Russell Island OC-137 – November 2020
After a not so successful operation from Russell Island in 2018, I decided to go back this year and have another go. I booked the same place from Thursday 19th to Tuesday the 24th November.
This time I brought two different antennas and some spare coax, some wire and a 8m squid pole, just in case.
I had the trusted multiband vertical (Hustler 6BTV) and an end-fed half wave (MyAntennas EFHW 8010).
Last time I had my vertical antenna in the middle of the backyard, about 5m from the water, but this time I decided to go to the edge, fully knowing that the ocean tide will affect the SWR.
I added the radials (2 on 40m, 3 on 30m and 3 on 20m) and with the tide halfway up I tuned the antenna, good to go.
I also added the EFHW antenna. The box was on the ground level about 1m from the water, with the wire going up the tree (8m) then across to the squid pole on top of the upper balcony (12m) and then down again towards the carport shade.
Lastly, I used the spare wire and added a two-element wire beam for Europe, with the reflector being switchable to become the director later when the short path opens. The antenna was not particularly high, one end of the wires was at about 8m, the other barely 2m, but it turned out to be a winner.
Conditions were not particularly great the first night, but from the next day it just got better and better.
The 30m never really opened to Europe on the short path, but the long path was always good, the wire beam worked as expected.
The long path to Europe on 20m was amazing, short path was so-so. I also had one good opening on 15m to Europe.
During the mornings and middays all I could hear were some FT8 stations on 17 and 15m, so I managed to make a few QSOs but my signal was not up to scratch and as always the operation is painfully slow. Relaxing and reading a book by the ocean turned out to be a more ‘productive’ activity.
The vertical worked really well. The 40m radials were placed on the ground east-west along the waterline. The third 30m and 20m radials were spanned to the mangrove, right across the water while the other two were on the ground.
As expected, the SWR was changing with the tide and would range from 1:1 to 2.5:1. Once this happened, I would switch to the EFHW, which was not affected as much, if at all. I often compared the two antennas and the EFHW was performing quite admirably, outperforming the vertical in some situations by quite some margin.
The noise level was usually very low, but there were some times when something in the neighbourhood would take out most of the spectrum, probably air conditioners or some other ‘noise generators’.
I was very surprised with the lack of NA stations in my log.

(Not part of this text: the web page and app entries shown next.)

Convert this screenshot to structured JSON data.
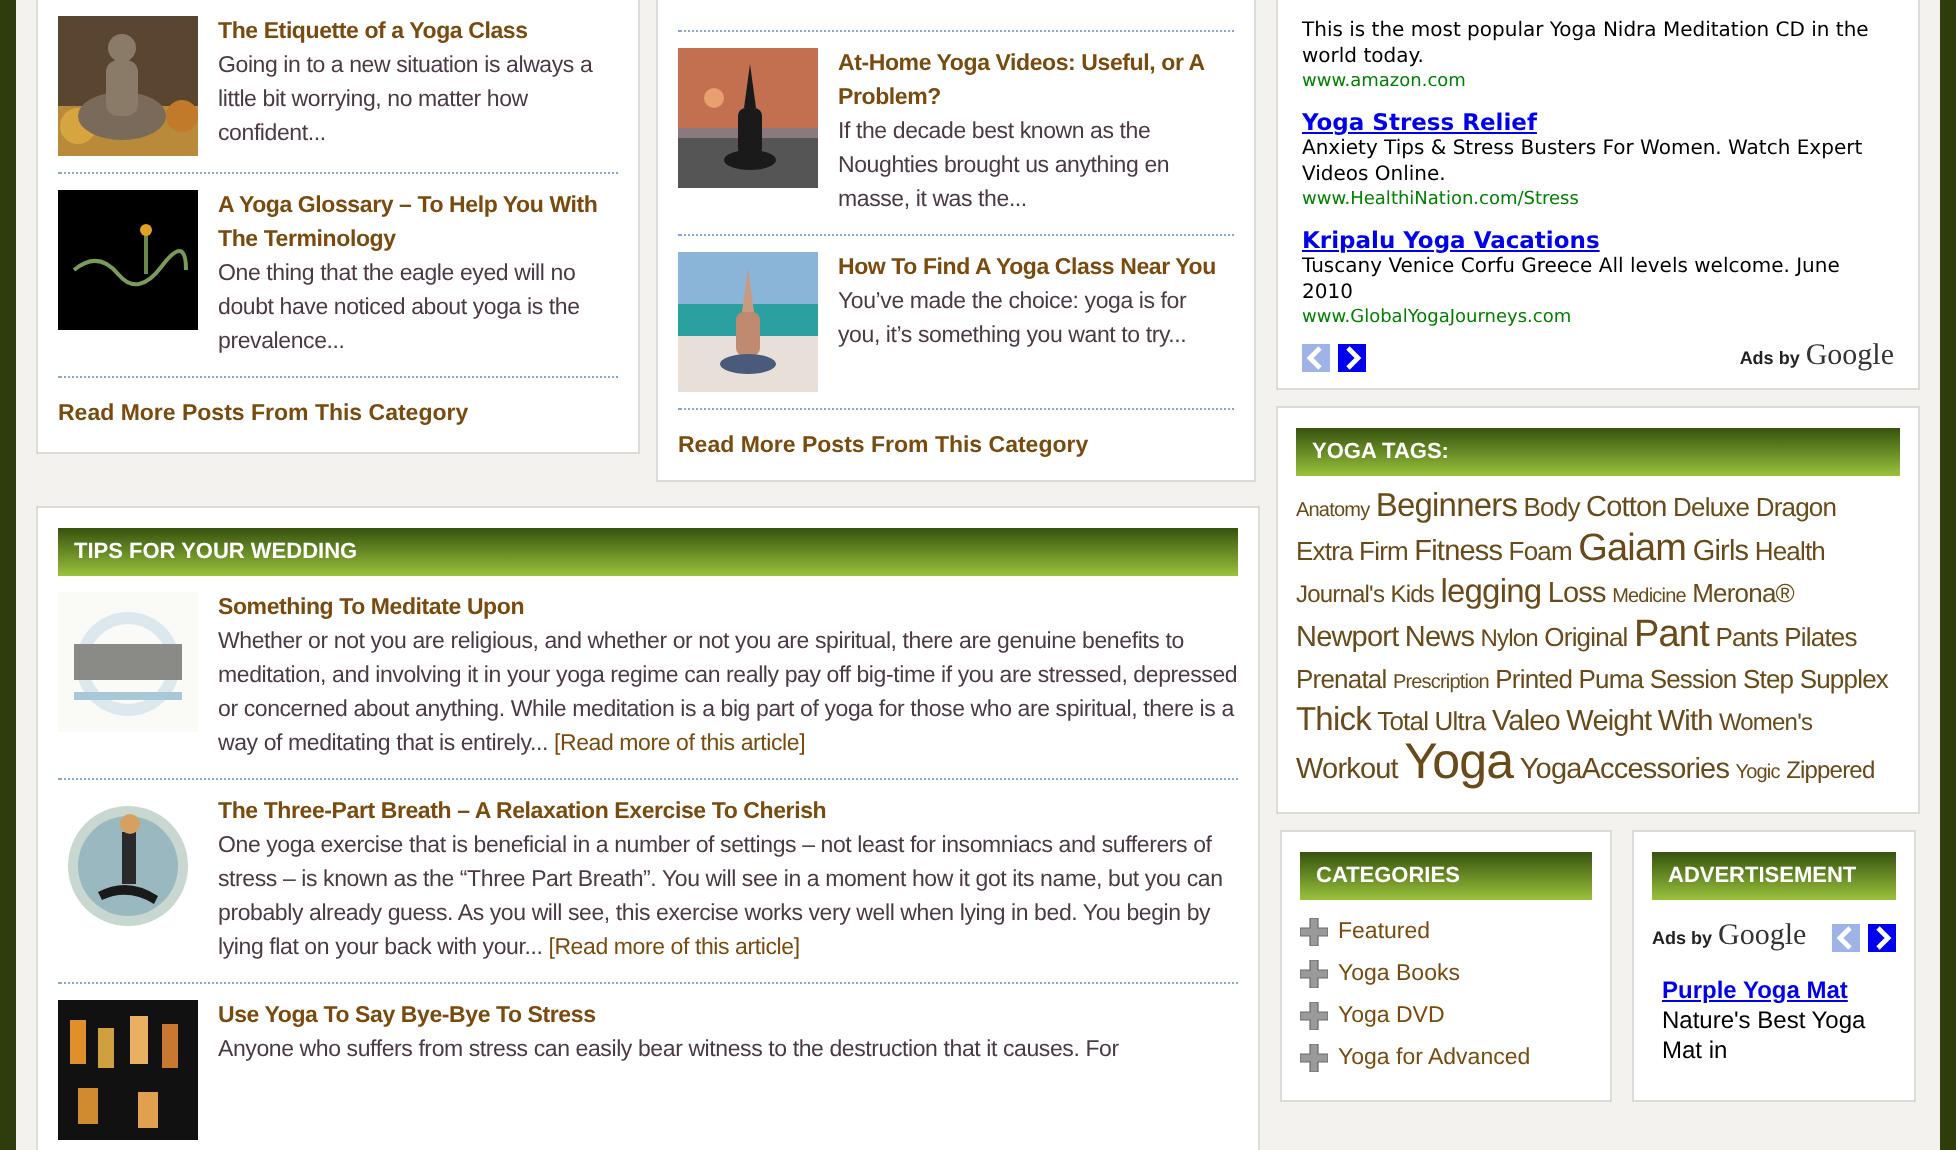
{
  "post_columns": [
    {
      "posts": [
        {
          "title": "The Etiquette of a Yoga Class",
          "excerpt": "Going in to a new situation is always a little bit worrying, no matter how confident..."
        },
        {
          "title": "A Yoga Glossary – To Help You With The Terminology",
          "excerpt": "One thing that the eagle eyed will no doubt have noticed about yoga is the prevalence..."
        }
      ],
      "more_link": "Read More Posts From This Category"
    },
    {
      "posts": [
        {
          "title": "At-Home Yoga Videos: Useful, or A Problem?",
          "excerpt": "If the decade best known as the Noughties brought us anything en masse, it was the..."
        },
        {
          "title": "How To Find A Yoga Class Near You",
          "excerpt": "You’ve made the choice: yoga is for you, it’s something you want to try..."
        }
      ],
      "more_link": "Read More Posts From This Category"
    }
  ],
  "wedding_section": {
    "title": "TIPS FOR YOUR WEDDING",
    "posts": [
      {
        "title": "Something To Meditate Upon",
        "excerpt": "Whether or not you are religious, and whether or not you are spiritual, there are genuine benefits to meditation, and involving it in your yoga regime can really pay off big-time if you are stressed, depressed or concerned about anything. While meditation is a big part of yoga for those who are spiritual, there is a way of meditating that is entirely...",
        "read_more": "[Read more of this article]"
      },
      {
        "title": "The Three-Part Breath – A Relaxation Exercise To Cherish",
        "excerpt": "One yoga exercise that is beneficial in a number of settings – not least for insomniacs and sufferers of stress – is known as the “Three Part Breath”. You will see in a moment how it got its name, but you can probably already guess. As you will see, this exercise works very well when lying in bed. You begin by lying flat on your back with your...",
        "read_more": "[Read more of this article]"
      },
      {
        "title": "Use Yoga To Say Bye-Bye To Stress",
        "excerpt": "Anyone who suffers from stress can easily bear witness to the destruction that it causes. For"
      }
    ]
  },
  "sidebar": {
    "ads": {
      "items": [
        {
          "description": "This is the most popular Yoga Nidra Meditation CD in the world today.",
          "url": "www.amazon.com"
        },
        {
          "title": "Yoga Stress Relief",
          "description": "Anxiety Tips & Stress Busters For Women. Watch Expert Videos Online.",
          "url": "www.HealthiNation.com/Stress"
        },
        {
          "title": "Kripalu Yoga Vacations",
          "description": "Tuscany Venice Corfu Greece All levels welcome. June 2010",
          "url": "www.GlobalYogaJourneys.com"
        }
      ],
      "nav": [
        {
          "kind": "prev",
          "disabled": true
        },
        {
          "kind": "next",
          "disabled": false
        }
      ],
      "ads_by": "Ads by",
      "brand": "Google"
    },
    "tags": {
      "title": "YOGA TAGS:",
      "items": [
        {
          "label": "Anatomy",
          "kind": "tiny"
        },
        {
          "label": "Beginners",
          "kind": "big"
        },
        {
          "label": "Body",
          "kind": "normal"
        },
        {
          "label": "Cotton",
          "kind": "large"
        },
        {
          "label": "Deluxe",
          "kind": "normal"
        },
        {
          "label": "Dragon",
          "kind": "normal"
        },
        {
          "label": "Extra Firm",
          "kind": "normal"
        },
        {
          "label": "Fitness",
          "kind": "large"
        },
        {
          "label": "Foam",
          "kind": "normal"
        },
        {
          "label": "Gaiam",
          "kind": "huge"
        },
        {
          "label": "Girls",
          "kind": "large"
        },
        {
          "label": "Health",
          "kind": "normal"
        },
        {
          "label": "Journal's",
          "kind": "small"
        },
        {
          "label": "Kids",
          "kind": "small"
        },
        {
          "label": "legging",
          "kind": "big"
        },
        {
          "label": "Loss",
          "kind": "large"
        },
        {
          "label": "Medicine",
          "kind": "tiny"
        },
        {
          "label": "Merona®",
          "kind": "normal"
        },
        {
          "label": "Newport",
          "kind": "large"
        },
        {
          "label": "News",
          "kind": "large"
        },
        {
          "label": "Nylon",
          "kind": "small"
        },
        {
          "label": "Original",
          "kind": "normal"
        },
        {
          "label": "Pant",
          "kind": "huge"
        },
        {
          "label": "Pants",
          "kind": "normal"
        },
        {
          "label": "Pilates",
          "kind": "normal"
        },
        {
          "label": "Prenatal",
          "kind": "normal"
        },
        {
          "label": "Prescription",
          "kind": "tiny"
        },
        {
          "label": "Printed",
          "kind": "normal"
        },
        {
          "label": "Puma",
          "kind": "normal"
        },
        {
          "label": "Session",
          "kind": "normal"
        },
        {
          "label": "Step",
          "kind": "normal"
        },
        {
          "label": "Supplex",
          "kind": "normal"
        },
        {
          "label": "Thick",
          "kind": "big"
        },
        {
          "label": "Total",
          "kind": "normal"
        },
        {
          "label": "Ultra",
          "kind": "normal"
        },
        {
          "label": "Valeo",
          "kind": "large"
        },
        {
          "label": "Weight",
          "kind": "large"
        },
        {
          "label": "With",
          "kind": "large"
        },
        {
          "label": "Women's",
          "kind": "small"
        },
        {
          "label": "Workout",
          "kind": "large"
        },
        {
          "label": "Yoga",
          "kind": "giant"
        },
        {
          "label": "YogaAccessories",
          "kind": "large"
        },
        {
          "label": "Yogic",
          "kind": "tiny"
        },
        {
          "label": "Zippered",
          "kind": "small"
        }
      ]
    },
    "categories": {
      "title": "CATEGORIES",
      "items": [
        "Featured",
        "Yoga Books",
        "Yoga DVD",
        "Yoga for Advanced"
      ]
    },
    "advertisement": {
      "title": "ADVERTISEMENT",
      "ads_by": "Ads by",
      "brand": "Google",
      "nav": [
        {
          "kind": "prev",
          "disabled": true
        },
        {
          "kind": "next",
          "disabled": false
        }
      ],
      "ad": {
        "title": "Purple Yoga Mat",
        "description": "Nature's Best Yoga Mat in"
      }
    }
  }
}
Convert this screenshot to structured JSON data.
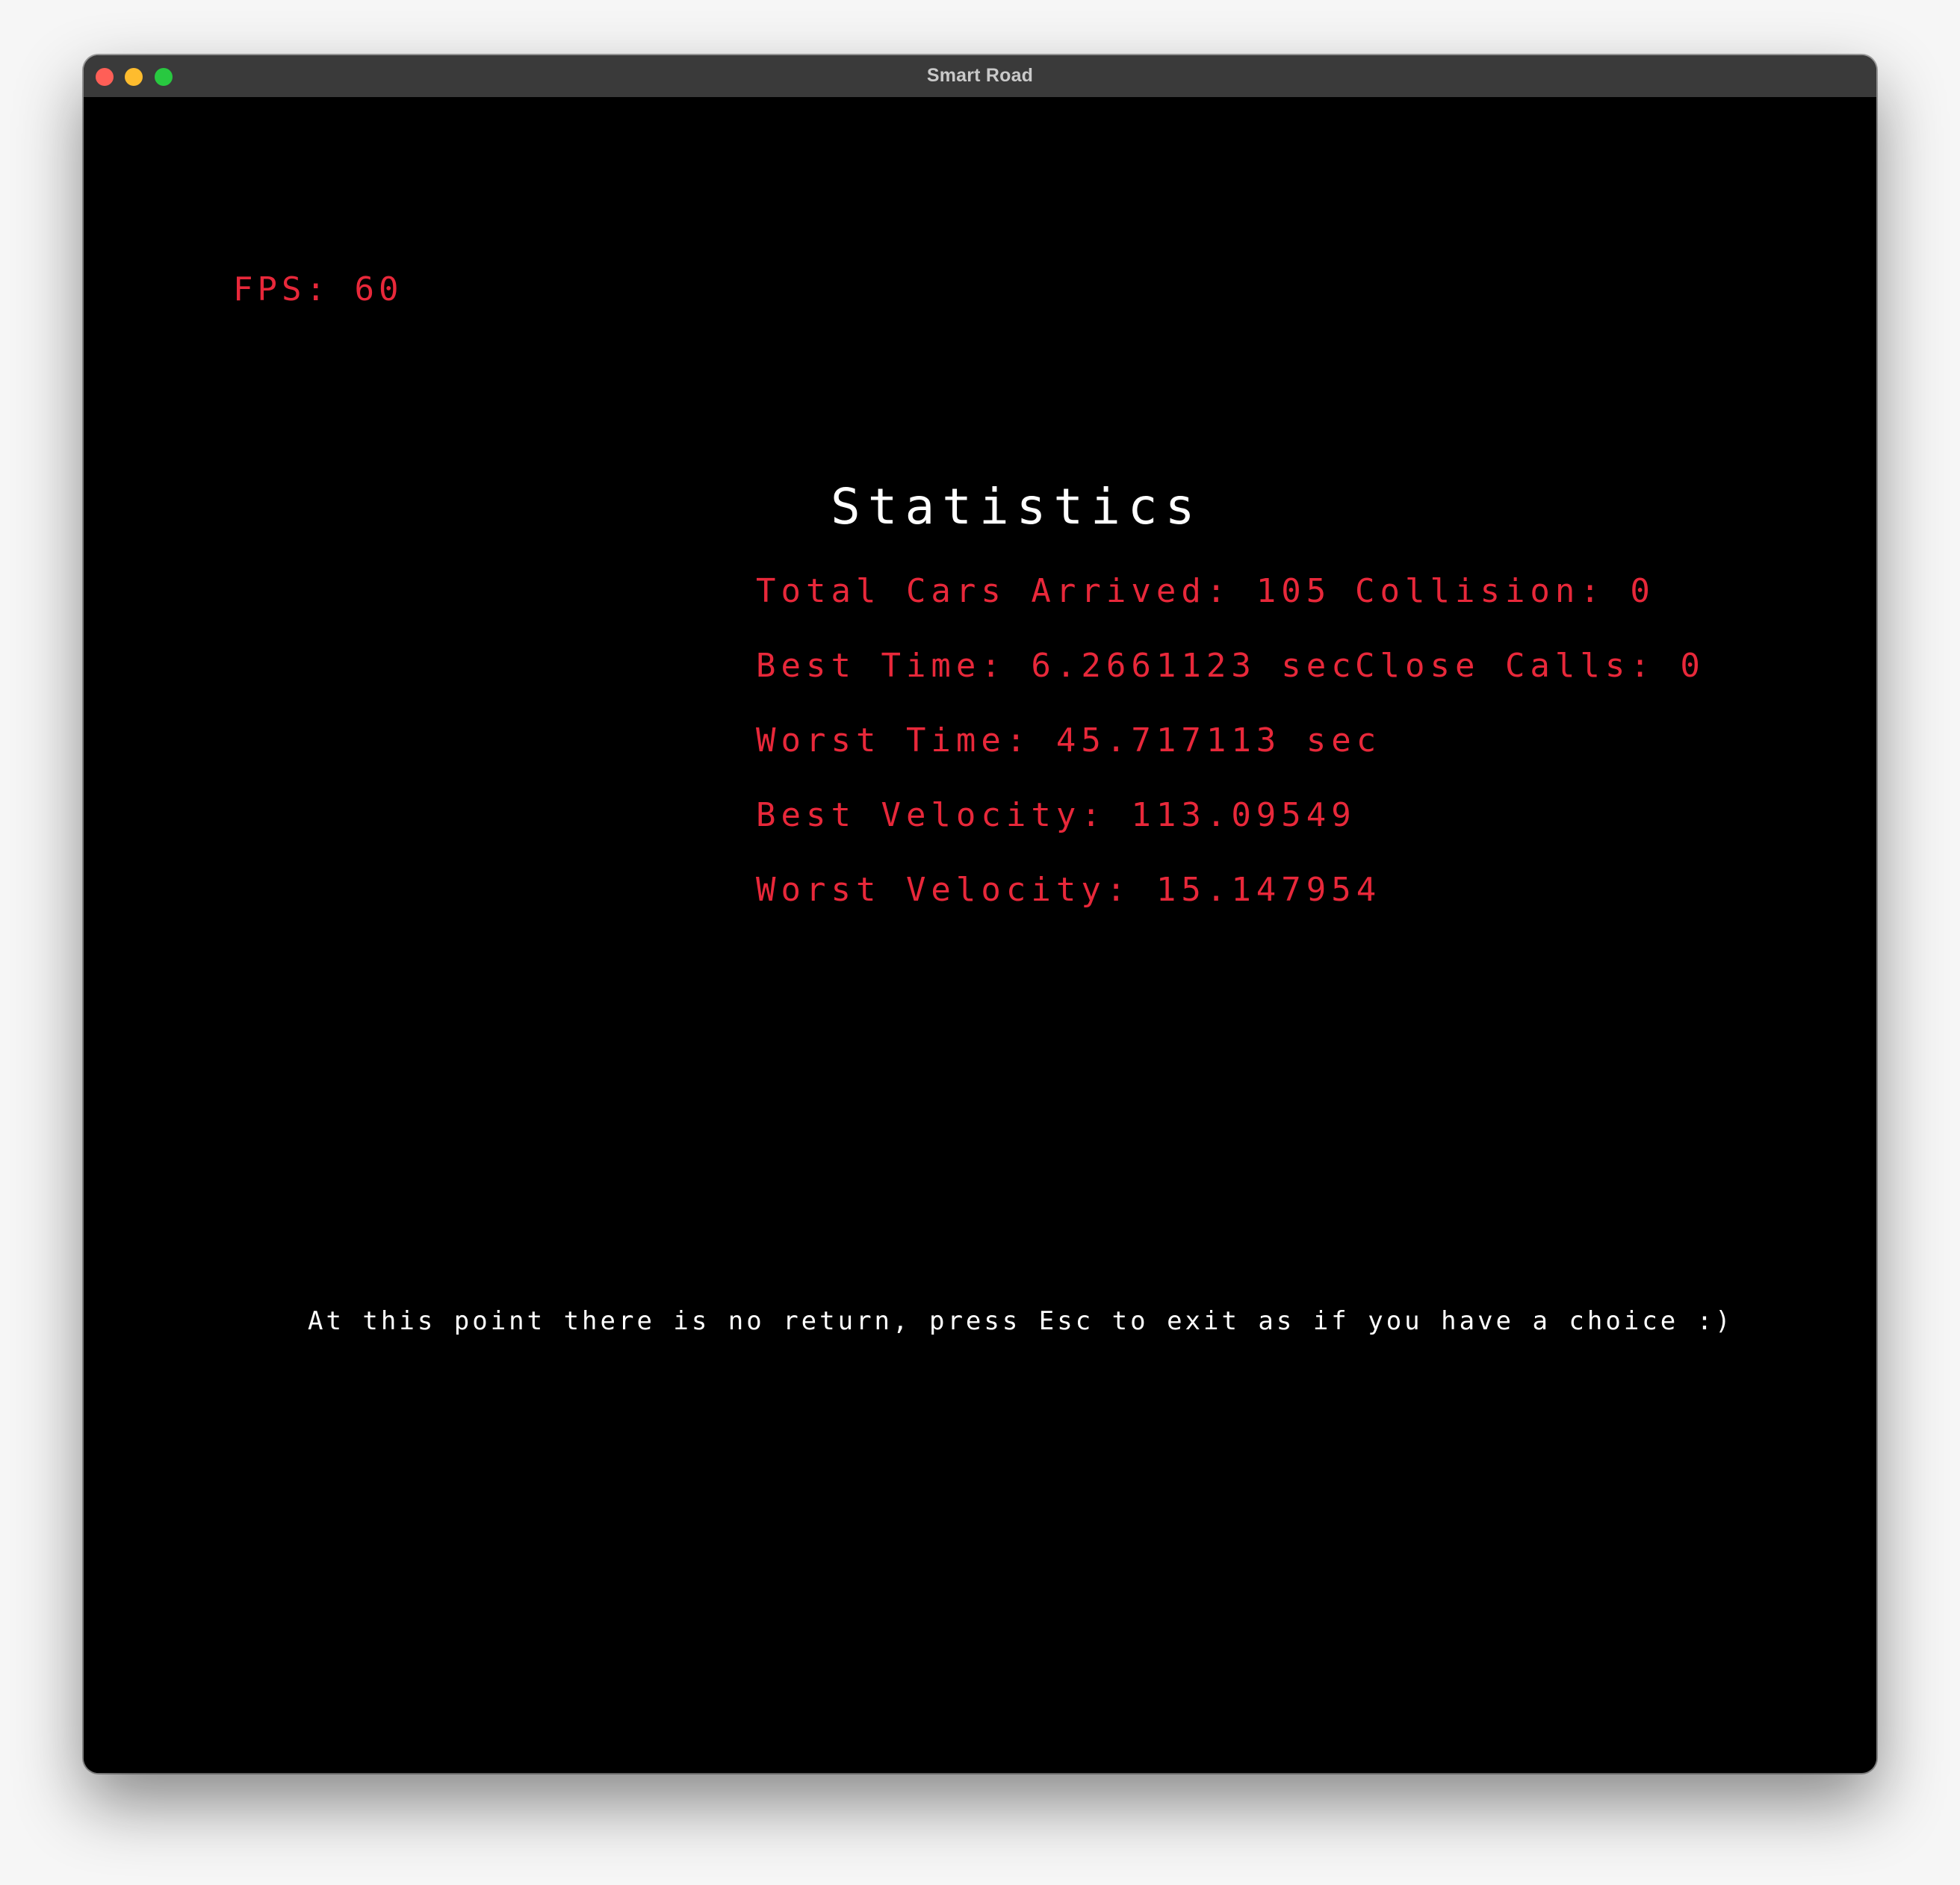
{
  "window": {
    "title": "Smart Road"
  },
  "colors": {
    "accent": "#e8283a",
    "window_close": "#ff5f57",
    "window_minimize": "#febc2e",
    "window_zoom": "#28c840"
  },
  "hud": {
    "fps_text": "FPS: 60"
  },
  "statistics": {
    "title": "Statistics",
    "total_cars_arrived": "Total Cars Arrived: 105",
    "best_time": "Best Time: 6.2661123 sec",
    "worst_time": "Worst Time: 45.717113 sec",
    "best_velocity": "Best Velocity: 113.09549",
    "worst_velocity": "Worst Velocity: 15.147954",
    "collision": "Collision: 0",
    "close_calls": "Close Calls: 0"
  },
  "footer": {
    "message": "At this point there is no return, press Esc to exit as if you have a choice :)"
  }
}
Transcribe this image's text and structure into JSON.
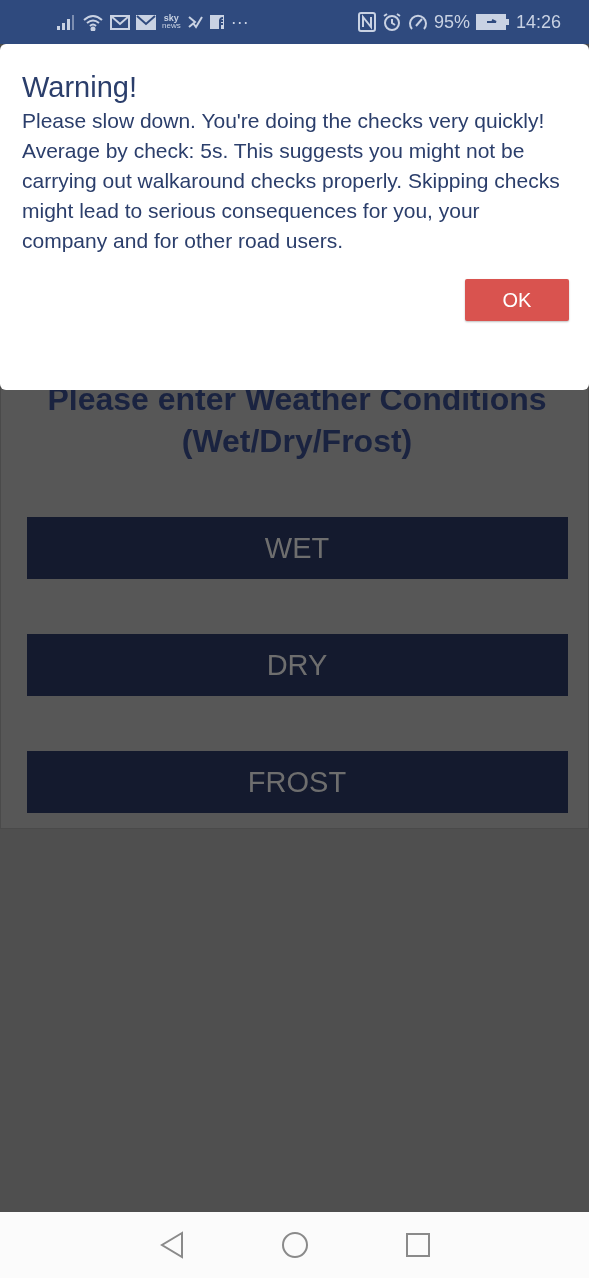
{
  "status_bar": {
    "sky_news_label": [
      "sky",
      "news"
    ],
    "more": "···",
    "battery": "95%",
    "time": "14:26"
  },
  "dialog": {
    "title": "Warning!",
    "message": "Please slow down. You're doing the checks very quickly! Average by check: 5s. This  suggests  you might not be carrying out walkaround checks properly. Skipping checks might lead to serious consequences for you, your company and for other road users.",
    "button": "OK"
  },
  "page": {
    "heading": "Please enter Weather Conditions (Wet/Dry/Frost)",
    "options": [
      "WET",
      "DRY",
      "FROST"
    ]
  }
}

I was checking the RBN regularly and my signal on 40 and 30m was fine, but the propagations were really poor to NA on 20m and higher. Europe on the other hand was workable on all bands with some big openings on 20m long path
I ended up logging 1178 QSOs in total.
I tried SSB at some point on 20m but the pile-up was not manageable, even split-up, so I quickly returned to CW where things are much easier.
The highlight was a call from D60AB on 40m CW.
I have to admit that I was quite surprised by the number of direct QSL requests since returning from the island. I’ve already posted more than 100 cards, with a few still in the queue to go out on Monday (30 Nov).
I am also very greatful for a number of small donations, this surely helps with covering costs of the activity and planning for the next one.
To request a QSL card, either direct or via the bureau please see the QSL information page. All logs have been uploaded to ClubLog and LoTW.
Thanks again to everyone for the QSOs, and for those who didn’t make it in VK4DX/P log this time – we’ll try again next year.